Requirement:
The expected answer is a single number, namely how many lines in the data below hold the word "Directory".

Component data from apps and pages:
########

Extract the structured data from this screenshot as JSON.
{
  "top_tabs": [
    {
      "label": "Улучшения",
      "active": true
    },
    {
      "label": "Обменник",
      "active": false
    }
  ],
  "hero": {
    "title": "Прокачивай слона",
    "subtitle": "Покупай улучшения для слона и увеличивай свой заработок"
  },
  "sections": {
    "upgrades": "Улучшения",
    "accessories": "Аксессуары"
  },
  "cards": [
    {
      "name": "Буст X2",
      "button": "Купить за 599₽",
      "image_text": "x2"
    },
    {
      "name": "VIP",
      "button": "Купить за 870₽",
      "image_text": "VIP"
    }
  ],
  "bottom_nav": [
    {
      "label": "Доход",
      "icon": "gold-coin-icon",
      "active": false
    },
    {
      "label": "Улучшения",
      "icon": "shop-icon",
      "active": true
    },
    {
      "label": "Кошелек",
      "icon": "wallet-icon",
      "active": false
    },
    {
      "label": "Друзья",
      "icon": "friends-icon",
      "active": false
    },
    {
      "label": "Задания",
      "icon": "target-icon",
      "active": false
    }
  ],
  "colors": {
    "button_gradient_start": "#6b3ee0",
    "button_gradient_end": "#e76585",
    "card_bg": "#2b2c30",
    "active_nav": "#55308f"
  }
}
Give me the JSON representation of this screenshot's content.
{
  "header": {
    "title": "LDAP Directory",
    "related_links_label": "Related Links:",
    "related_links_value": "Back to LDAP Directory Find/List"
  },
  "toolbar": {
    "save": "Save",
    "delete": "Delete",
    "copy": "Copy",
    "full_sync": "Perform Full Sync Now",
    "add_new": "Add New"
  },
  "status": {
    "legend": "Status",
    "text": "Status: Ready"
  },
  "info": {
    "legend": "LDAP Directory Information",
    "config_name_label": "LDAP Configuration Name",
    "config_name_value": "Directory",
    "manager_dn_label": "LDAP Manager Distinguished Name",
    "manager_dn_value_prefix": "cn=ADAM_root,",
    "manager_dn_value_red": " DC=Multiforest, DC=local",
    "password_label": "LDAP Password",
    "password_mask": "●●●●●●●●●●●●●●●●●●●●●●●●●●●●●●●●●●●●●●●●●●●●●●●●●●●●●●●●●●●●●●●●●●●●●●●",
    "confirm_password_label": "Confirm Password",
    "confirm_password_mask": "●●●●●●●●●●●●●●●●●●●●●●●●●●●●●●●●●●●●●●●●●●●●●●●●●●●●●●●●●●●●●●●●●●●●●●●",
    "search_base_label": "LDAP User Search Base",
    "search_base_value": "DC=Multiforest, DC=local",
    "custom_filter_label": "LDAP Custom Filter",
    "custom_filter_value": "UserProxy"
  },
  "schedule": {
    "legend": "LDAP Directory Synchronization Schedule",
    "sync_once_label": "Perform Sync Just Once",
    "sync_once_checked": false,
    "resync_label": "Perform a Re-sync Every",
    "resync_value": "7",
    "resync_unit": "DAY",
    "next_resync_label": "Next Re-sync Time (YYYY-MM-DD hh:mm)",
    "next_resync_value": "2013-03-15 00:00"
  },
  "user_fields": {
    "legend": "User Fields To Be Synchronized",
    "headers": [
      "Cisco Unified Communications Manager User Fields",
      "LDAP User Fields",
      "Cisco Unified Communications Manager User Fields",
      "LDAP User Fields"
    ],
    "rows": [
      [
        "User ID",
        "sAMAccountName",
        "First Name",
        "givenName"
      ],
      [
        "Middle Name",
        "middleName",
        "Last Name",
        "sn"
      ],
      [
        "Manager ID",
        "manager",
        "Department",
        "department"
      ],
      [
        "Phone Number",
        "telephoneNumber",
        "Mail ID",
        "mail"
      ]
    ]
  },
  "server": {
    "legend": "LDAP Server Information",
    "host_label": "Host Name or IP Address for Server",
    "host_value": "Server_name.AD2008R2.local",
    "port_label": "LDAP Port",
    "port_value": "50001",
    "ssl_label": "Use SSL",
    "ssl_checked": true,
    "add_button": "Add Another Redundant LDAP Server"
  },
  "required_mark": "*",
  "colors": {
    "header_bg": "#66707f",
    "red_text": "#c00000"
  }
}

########

Solution below:
5